When your dog is limping and crying, it can pull at your heart. But don’t panic! There are several home care tips that can help bring comfort to your furry friend. While it’s important to remember to always consult with your vet first, these steps can help alleviate discomfort while you wait for professional advice.

One of the primary steps you can take at home is rest. As tempting as it might be to take your dog for a walk or engage in some physically demanding play, it’s best to refrain. Rest is often an effective remedy for many dog injuries. Encourage them to lie down, or create a comfortable space for them by adding extra padding, cushions, or warmth if needed.

Besides rest, ice packs can be quite effective. React to your dog’s limping by applying a cold pack to the affected joint or limbs. This can help reduce swelling and alleviate pain. Be careful, you should wrap the ice pack in a cloth before applying it to your dog’s skin, limiting the application to 15-minute intervals.

Pain relievers specifically designed for dogs can also be beneficial. Remember human pain relievers can harm your dog, so always use medication specifically approved for dogs. Consult your vet about the right dosage.

Additionally, when your dog is hurting, it’s not uncommon for their appetite to decrease. Encouraging healthy eating is a significant part of recovery. Feeding them small, regular meals of their favorite food may aid with this.

Keep a steady eye on any changes in their behavior: excessive lethargy, not responding to stimuli, or increased discomfort should all be reasons to speed up your vet visit.

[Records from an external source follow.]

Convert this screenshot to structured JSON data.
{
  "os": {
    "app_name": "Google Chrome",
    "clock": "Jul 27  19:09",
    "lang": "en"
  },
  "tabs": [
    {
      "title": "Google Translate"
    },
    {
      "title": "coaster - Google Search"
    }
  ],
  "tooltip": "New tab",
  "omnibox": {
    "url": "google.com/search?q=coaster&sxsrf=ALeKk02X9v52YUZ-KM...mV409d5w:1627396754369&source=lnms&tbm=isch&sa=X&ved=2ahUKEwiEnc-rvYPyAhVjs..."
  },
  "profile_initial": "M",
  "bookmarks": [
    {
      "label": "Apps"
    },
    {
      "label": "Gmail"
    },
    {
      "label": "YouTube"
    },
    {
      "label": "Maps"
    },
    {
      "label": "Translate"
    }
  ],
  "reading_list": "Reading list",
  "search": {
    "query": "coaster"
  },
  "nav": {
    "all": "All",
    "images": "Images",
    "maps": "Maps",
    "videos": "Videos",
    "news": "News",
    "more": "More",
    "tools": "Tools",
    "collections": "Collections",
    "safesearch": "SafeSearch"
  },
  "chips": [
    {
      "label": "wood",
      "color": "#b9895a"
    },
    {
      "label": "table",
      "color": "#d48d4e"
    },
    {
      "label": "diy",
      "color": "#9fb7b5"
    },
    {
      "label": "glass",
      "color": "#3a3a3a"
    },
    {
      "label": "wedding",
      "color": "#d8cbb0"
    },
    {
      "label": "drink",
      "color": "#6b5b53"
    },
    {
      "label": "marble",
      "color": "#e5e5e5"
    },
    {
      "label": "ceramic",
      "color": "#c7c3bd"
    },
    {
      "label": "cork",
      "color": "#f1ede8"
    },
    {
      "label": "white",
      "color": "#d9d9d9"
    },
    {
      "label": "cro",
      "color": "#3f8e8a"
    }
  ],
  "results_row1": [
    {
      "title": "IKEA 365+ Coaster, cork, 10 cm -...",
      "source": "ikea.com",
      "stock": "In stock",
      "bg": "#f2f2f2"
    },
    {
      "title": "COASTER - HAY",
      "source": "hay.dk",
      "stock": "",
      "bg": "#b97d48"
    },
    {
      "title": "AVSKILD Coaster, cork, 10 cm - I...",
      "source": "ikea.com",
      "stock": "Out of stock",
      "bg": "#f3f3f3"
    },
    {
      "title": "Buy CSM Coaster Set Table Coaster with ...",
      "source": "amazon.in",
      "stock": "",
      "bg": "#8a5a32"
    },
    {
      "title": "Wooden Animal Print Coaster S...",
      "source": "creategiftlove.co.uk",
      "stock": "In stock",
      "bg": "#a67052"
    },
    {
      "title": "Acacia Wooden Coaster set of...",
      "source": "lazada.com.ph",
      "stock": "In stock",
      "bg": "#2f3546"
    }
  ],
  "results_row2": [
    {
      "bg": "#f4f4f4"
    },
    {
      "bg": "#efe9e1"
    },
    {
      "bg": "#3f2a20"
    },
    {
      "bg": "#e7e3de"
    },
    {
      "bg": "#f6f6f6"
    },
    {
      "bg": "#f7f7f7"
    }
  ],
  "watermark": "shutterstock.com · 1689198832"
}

Also, a non-slip surface for your dog’s paws can help prevent further injury. Consider placing rugs or mats in common areas to provide a safer footing for your pal.

In case of a fever, try reducing room temperature and providing plenty of water for hydration. Keep it light and comfortable, your primary goal is to enhance your pet’s wellbeing even as you wait for professional veterinary attention. These measures aren’t substitutes for professional veterinary care, ensure you’re always in contact with your vet and report everything observed promptly. Always remember, your priority is to make your pet feel loved and comfortable while waiting for a professional diagnosis and treatment.

Conclusion

Your dog’s health is paramount. When they’re limping and crying, it’s a signal they need your help. Remember, rest, ice packs, and dog-specific pain relievers can provide temporary relief while you’re monitoring their appetite and fever. Making sure they’re on a non-slip surface can prevent further injury. Adjusting room temperature and keeping water available is crucial if they’re running a fever. But these are interim measures. Your vet is the best resource for diagnosing and treating your pet’s condition. So, don’t hesitate to reach out to them. Your pup’s comfort and well-being are worth it.

Frequently Asked Questions

What should I do if I find my dog limping and crying?

Begin with rest and icing the affected area. You might also consider over-the-counter, dog-specific pain relievers. Still, it’s prudent to monitor their appetite and ensure they have a non-slip surface to walk on while they’re limping.

Should I adjust room temperature if my dog has a fever?

Yes, making a room cooler can help to reduce a dog’s body temperature during a fever. Also, always ensure that fresh water is readily available for your pet to help fight the fever.

Why is monitoring appetite changes crucial when my dog is limping?

Changes in appetite can signal distress or discomfort in your dog. If your dog is eating less than usual or showing little interest in food, these may be signals that the pain is intense.

Do I need to stay in contact with a vet?

Absolutely. Maintaining constant communication with your vet is integral to your dog’s recovery and well-being. They can give professional advice and instructions on how to manage your pet’s situation before a physical examination is possible.